    In summary, while there are some benefits associated with using event data for tracking user interactions within digital products and services, there are also several key disadvantages that should be considered. These drawbacks include a lack of accuracy and context, as well as a limited ability to integrate with other types of data. As a result, event data should be used carefully and in combination with other metrics in order to get the most value from this type of data collection strategy.

    How to Use Event Data in Marketing

    When it comes to analyzing event data, there are a variety of different methods that can be used depending on the specific needs of an organization and the tools that are available. These may include

    • visualizations (such as interactive maps or graphs)

    • simple reports with aggregated data

    • advanced reporting capabilities that provide more detailed breakdowns of usage patterns and behaviors

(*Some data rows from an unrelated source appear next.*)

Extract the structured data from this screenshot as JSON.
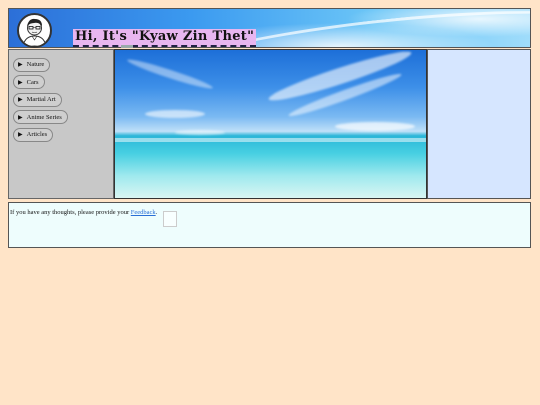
{
  "header": {
    "greeting": "Hi, It's \"Kyaw Zin Thet\"",
    "avatar_icon": "avatar-sketch-icon"
  },
  "sidebar": {
    "items": [
      {
        "label": "Nature"
      },
      {
        "label": "Cars"
      },
      {
        "label": "Martial Art"
      },
      {
        "label": "Anime Series"
      },
      {
        "label": "Articles"
      }
    ],
    "expand_icon": "triangle-right-icon"
  },
  "hero": {
    "image": "beach-ocean-photo"
  },
  "footer": {
    "text": "If you have any thoughts, please provide your ",
    "link": "Feedback",
    "suffix": "."
  },
  "colors": {
    "page_bg": "#ffe4c8",
    "sidebar_bg": "#c8c8c8",
    "right_panel_bg": "#d6e6ff",
    "footer_bg": "#eefdfd",
    "greeting_bg": "#e8b6f0",
    "link": "#2a6fd6"
  }
}
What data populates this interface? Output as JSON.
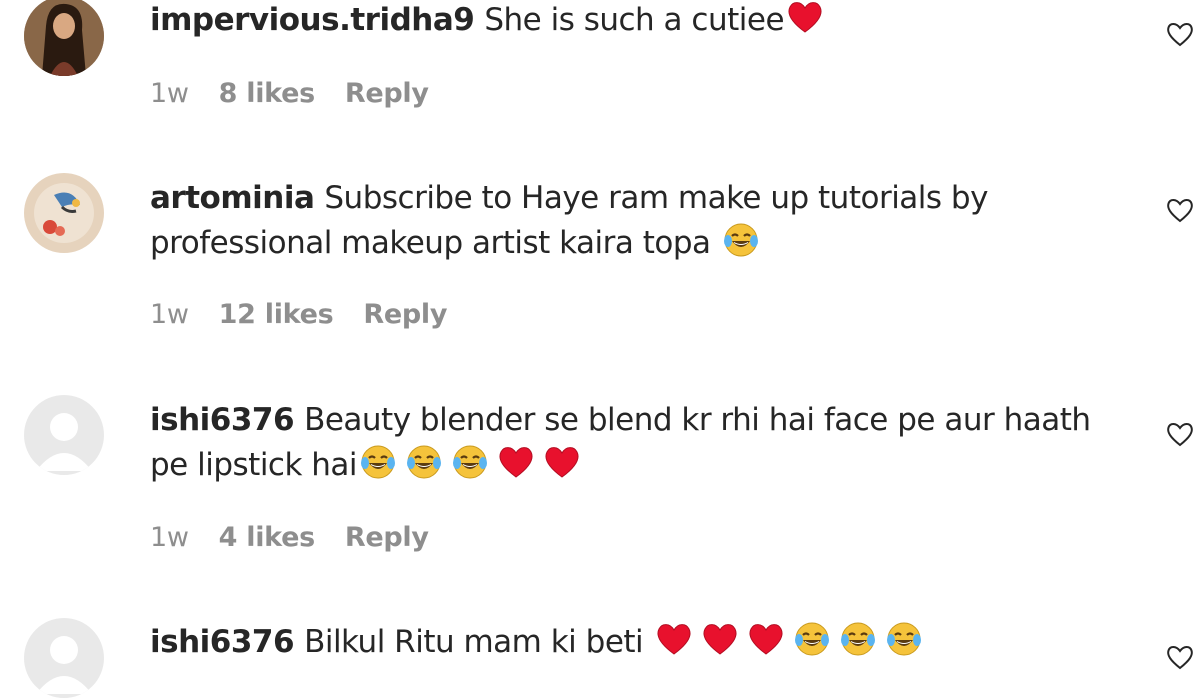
{
  "comments": [
    {
      "username": "impervious.tridha9",
      "text": "She is such a cutiee",
      "emojis": [
        "red-heart"
      ],
      "time": "1w",
      "likes": "8 likes",
      "reply": "Reply",
      "avatar": "photo-woman"
    },
    {
      "username": "artominia",
      "text": "Subscribe to Haye ram make up tutorials by professional makeup artist kaira topa",
      "emojis": [
        "tears-of-joy"
      ],
      "time": "1w",
      "likes": "12 likes",
      "reply": "Reply",
      "avatar": "artwork"
    },
    {
      "username": "ishi6376",
      "text": "Beauty blender se blend kr rhi hai face pe aur haath pe lipstick hai",
      "emojis": [
        "tears-of-joy",
        "tears-of-joy",
        "tears-of-joy",
        "red-heart",
        "red-heart"
      ],
      "time": "1w",
      "likes": "4 likes",
      "reply": "Reply",
      "avatar": "default-profile"
    },
    {
      "username": "ishi6376",
      "text": "Bilkul Ritu mam ki beti",
      "emojis": [
        "red-heart",
        "red-heart",
        "red-heart",
        "tears-of-joy",
        "tears-of-joy",
        "tears-of-joy"
      ],
      "avatar": "default-profile"
    }
  ],
  "icons": {
    "like": "heart-outline-icon"
  },
  "colors": {
    "meta": "#8e8e8e",
    "text": "#262626",
    "heart": "#e8112d",
    "emoji_face": "#f5c33b"
  }
}
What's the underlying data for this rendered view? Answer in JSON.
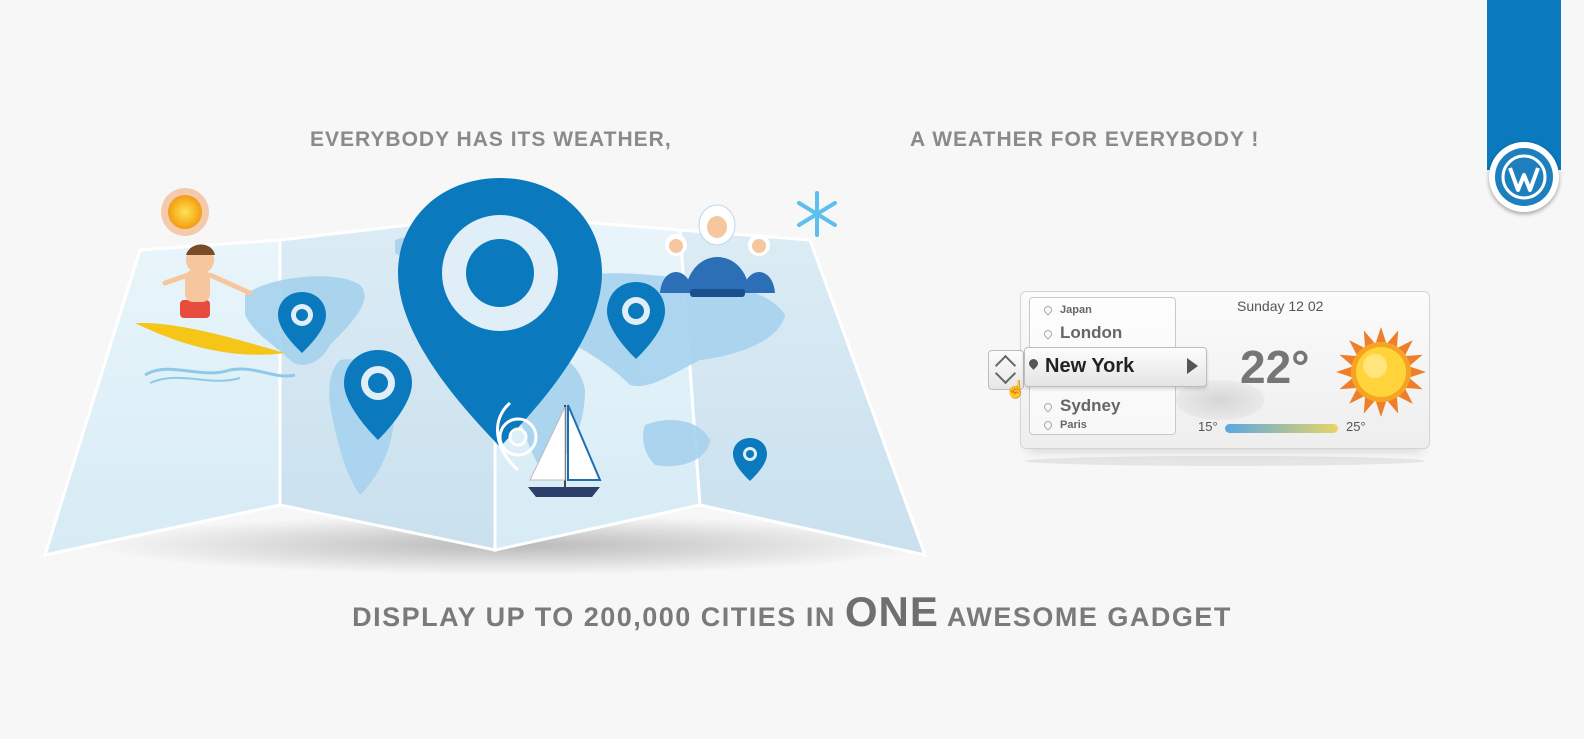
{
  "header": {
    "tagline_left": "EVERYBODY HAS ITS WEATHER,",
    "tagline_right": "A WEATHER FOR EVERYBODY !"
  },
  "footer": {
    "pre": "DISPLAY UP TO 200,000 CITIES IN ",
    "emphasis": "ONE",
    "post": " AWESOME GADGET"
  },
  "widget": {
    "date": "Sunday 12 02",
    "temperature": "22°",
    "temp_min": "15°",
    "temp_max": "25°",
    "cities": [
      "Japan",
      "London",
      "New York",
      "Sydney",
      "Paris"
    ],
    "selected_city": "New York"
  },
  "colors": {
    "brand_blue": "#0a79bd",
    "map_blue": "#a8d3ee",
    "text_gray": "#8a8a8a"
  },
  "icons": [
    "wordpress-icon",
    "location-pin-icon",
    "sun-icon",
    "snowflake-icon",
    "cursor-hand-icon"
  ]
}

    • segmentation capabilities so that users can filter results based on select criteria such as geographical location or purchase history

    • forecasting algorithms that predict future trends based on past behavior patterns and/or current market conditions

    • cohort analysis mechanisms to evaluate how different groups within a user base have been performing over time relative to each other

    • dashboards and scorecards for immediate visibility into key metrics or KPIs

    • and more

    Overall, event data provides a wealth of insights that can be used to inform business decisions, improve marketing results, optimize website design and content, understand customer behaviors and preferences, and much more. It is an essential tool for any organization that is looking to effectively measure the effectiveness of their online efforts and maximize the return on their investments.

    Want to Learn More About Digital Customer Experience?

    Get a weekly roundup of Ninetailed updates, curated posts, and helpful insights about the digital experience, MACH, composable, and more right into your inbox

    Keep Reading on This Topic
    Common Personalization Challenges (And How to Overcome Them)
    Blog Posts
    9 Common Personalization Challenges (And How to Overcome Them)

    In this blog post, we will explore nine of the most common personalization challenges and discuss how to overcome them.

    Effective Ways of Website Content Personalization
    Blog Posts
    7 Effective Ways of Website Content Personalization to Create Compelling Customer Experiences

    In this post, we will discuss some of the best practices and tips for using website content personalization to delight your customers and enhance user experiences.